Through the last line of the entries, please copy every line exactly, starting with the one that contains "Convert this screenshot".

[Stored records]
•••••
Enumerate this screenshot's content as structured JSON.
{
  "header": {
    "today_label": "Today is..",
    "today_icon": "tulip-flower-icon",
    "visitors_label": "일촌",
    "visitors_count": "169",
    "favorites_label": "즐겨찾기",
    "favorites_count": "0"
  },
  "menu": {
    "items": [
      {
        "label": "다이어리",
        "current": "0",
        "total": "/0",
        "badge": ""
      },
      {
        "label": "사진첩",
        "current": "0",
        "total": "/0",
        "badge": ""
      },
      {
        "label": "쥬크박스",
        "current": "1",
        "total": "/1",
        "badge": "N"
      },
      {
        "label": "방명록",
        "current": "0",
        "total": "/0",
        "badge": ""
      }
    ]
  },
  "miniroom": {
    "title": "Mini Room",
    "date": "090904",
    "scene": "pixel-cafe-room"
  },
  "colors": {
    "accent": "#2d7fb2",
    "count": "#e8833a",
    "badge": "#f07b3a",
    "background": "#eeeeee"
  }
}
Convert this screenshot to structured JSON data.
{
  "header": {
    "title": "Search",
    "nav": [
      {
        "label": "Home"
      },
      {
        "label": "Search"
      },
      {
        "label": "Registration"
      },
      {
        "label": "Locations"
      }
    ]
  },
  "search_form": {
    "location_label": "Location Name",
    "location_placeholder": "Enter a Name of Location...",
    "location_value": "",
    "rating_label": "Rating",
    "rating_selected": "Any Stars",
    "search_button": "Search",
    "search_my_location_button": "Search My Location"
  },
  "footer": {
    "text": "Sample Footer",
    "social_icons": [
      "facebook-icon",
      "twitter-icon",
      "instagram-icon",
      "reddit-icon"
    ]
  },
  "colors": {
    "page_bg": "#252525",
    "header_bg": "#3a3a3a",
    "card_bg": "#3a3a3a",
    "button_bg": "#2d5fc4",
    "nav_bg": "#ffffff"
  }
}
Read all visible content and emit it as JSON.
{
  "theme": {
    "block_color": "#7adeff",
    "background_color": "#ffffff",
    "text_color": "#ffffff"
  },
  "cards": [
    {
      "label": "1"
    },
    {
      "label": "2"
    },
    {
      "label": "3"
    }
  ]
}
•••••
→ Exercise result
Convert this screenshot to structured JSON data.
{
  "header": {
    "title": "Search",
    "nav": [
      {
        "label": "Home"
      },
      {
        "label": "Search"
      },
      {
        "label": "Registration"
      },
      {
        "label": "Locations"
      }
    ]
  },
  "search_form": {
    "location_label": "Location Name",
    "location_placeholder": "Enter a Name of Location...",
    "location_value": "",
    "rating_label": "Rating",
    "rating_selected": "Any Stars",
    "search_button": "Search",
    "search_my_location_button": "Search My Location"
  },
  "footer": {
    "text": "Sample Footer",
    "social_icons": [
      "facebook-icon",
      "twitter-icon",
      "instagram-icon",
      "reddit-icon"
    ]
  },
  "colors": {
    "page_bg": "#252525",
    "header_bg": "#3a3a3a",
    "card_bg": "#3a3a3a",
    "button_bg": "#2d5fc4",
    "nav_bg": "#ffffff"
  }
}
Read all visible content and emit it as JSON.
{
  "theme": {
    "block_color": "#7adeff",
    "background_color": "#ffffff",
    "text_color": "#ffffff"
  },
  "cards": [
    {
      "label": "1"
    },
    {
      "label": "2"
    },
    {
      "label": "3"
    }
  ]
}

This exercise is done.